Read the records beneath this task and copy every line that contains the string "icon".

[Start of Attachment]

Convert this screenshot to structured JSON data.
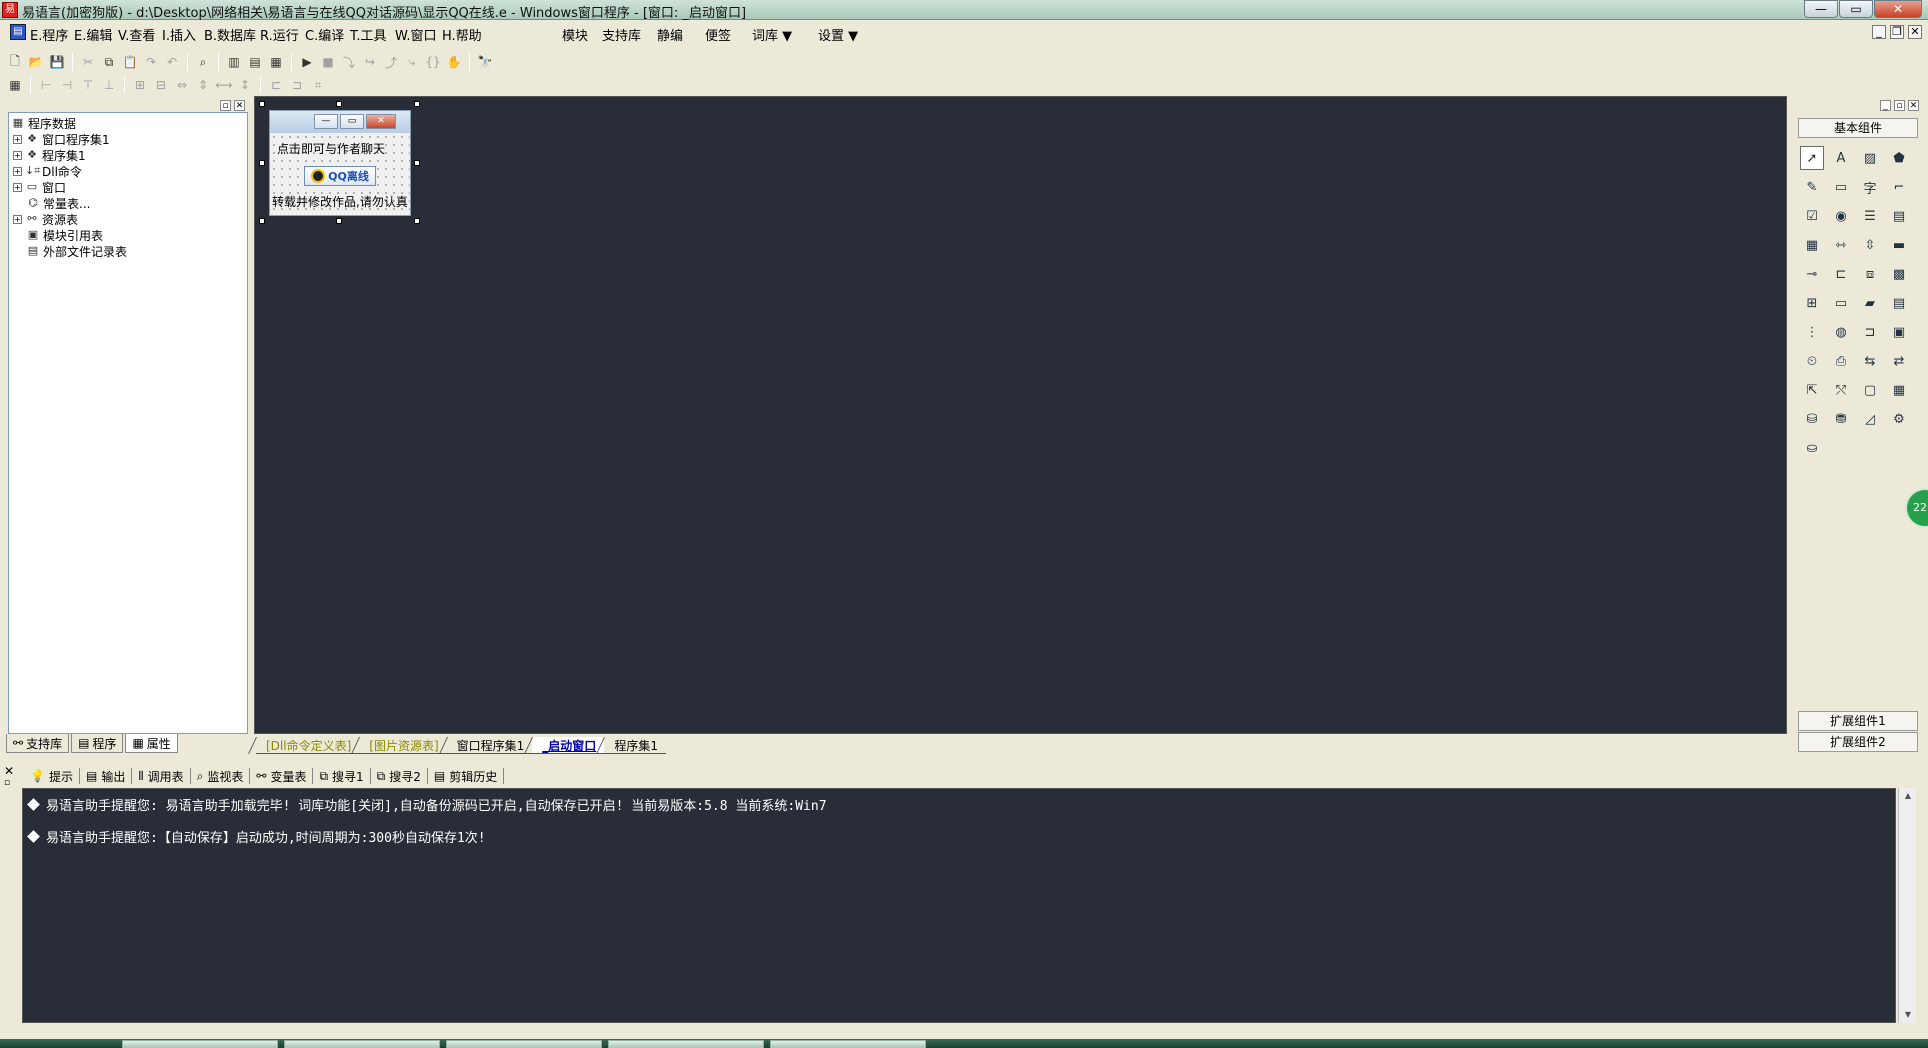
{
  "window": {
    "title": "易语言(加密狗版) - d:\\Desktop\\网络相关\\易语言与在线QQ对话源码\\显示QQ在线.e - Windows窗口程序 - [窗口: _启动窗口]",
    "app_icon": "e-language-icon"
  },
  "menu": {
    "items": [
      {
        "label": "E.程序"
      },
      {
        "label": "E.编辑"
      },
      {
        "label": "V.查看"
      },
      {
        "label": "I.插入"
      },
      {
        "label": "B.数据库"
      },
      {
        "label": "R.运行"
      },
      {
        "label": "C.编译"
      },
      {
        "label": "T.工具"
      },
      {
        "label": "W.窗口"
      },
      {
        "label": "H.帮助"
      }
    ],
    "extras": [
      {
        "label": "模块"
      },
      {
        "label": "支持库"
      },
      {
        "label": "静编"
      },
      {
        "label": "便签"
      },
      {
        "label": "词库 ▼"
      },
      {
        "label": "设置 ▼"
      }
    ]
  },
  "tree": {
    "root": "程序数据",
    "nodes": [
      {
        "label": "窗口程序集1",
        "icon": "assembly-icon"
      },
      {
        "label": "程序集1",
        "icon": "assembly-icon"
      },
      {
        "label": "Dll命令",
        "icon": "dll-icon"
      },
      {
        "label": "窗口",
        "icon": "window-icon"
      },
      {
        "label": "常量表...",
        "icon": "constant-icon"
      },
      {
        "label": "资源表",
        "icon": "resource-icon"
      },
      {
        "label": "模块引用表",
        "icon": "module-icon"
      },
      {
        "label": "外部文件记录表",
        "icon": "file-icon"
      }
    ]
  },
  "left_tabs": [
    {
      "label": "支持库"
    },
    {
      "label": "程序"
    },
    {
      "label": "属性"
    }
  ],
  "form": {
    "label1": "点击即可与作者聊天",
    "qq_button": "QQ离线",
    "label2": "转载并修改作品,请勿认真"
  },
  "design_tabs": [
    {
      "label": "[Dll命令定义表]"
    },
    {
      "label": "[图片资源表]"
    },
    {
      "label": "窗口程序集1"
    },
    {
      "label": "_启动窗口"
    },
    {
      "label": "程序集1"
    }
  ],
  "right_panel": {
    "header": "基本组件",
    "ext1": "扩展组件1",
    "ext2": "扩展组件2",
    "fab": "22"
  },
  "output_tabs": [
    {
      "label": "提示"
    },
    {
      "label": "输出"
    },
    {
      "label": "调用表"
    },
    {
      "label": "监视表"
    },
    {
      "label": "变量表"
    },
    {
      "label": "搜寻1"
    },
    {
      "label": "搜寻2"
    },
    {
      "label": "剪辑历史"
    }
  ],
  "output_lines": [
    "易语言助手提醒您:  易语言助手加载完毕!  词库功能[关闭],自动备份源码已开启,自动保存已开启!  当前易版本:5.8  当前系统:Win7",
    "易语言助手提醒您:【自动保存】启动成功,时间周期为:300秒自动保存1次!"
  ]
}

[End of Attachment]

- [Result]:
    "app_icon": "e-language-icon"
        "icon": "assembly-icon"
        "icon": "assembly-icon"
        "icon": "dll-icon"
        "icon": "window-icon"
        "icon": "constant-icon"
        "icon": "resource-icon"
        "icon": "module-icon"
        "icon": "file-icon"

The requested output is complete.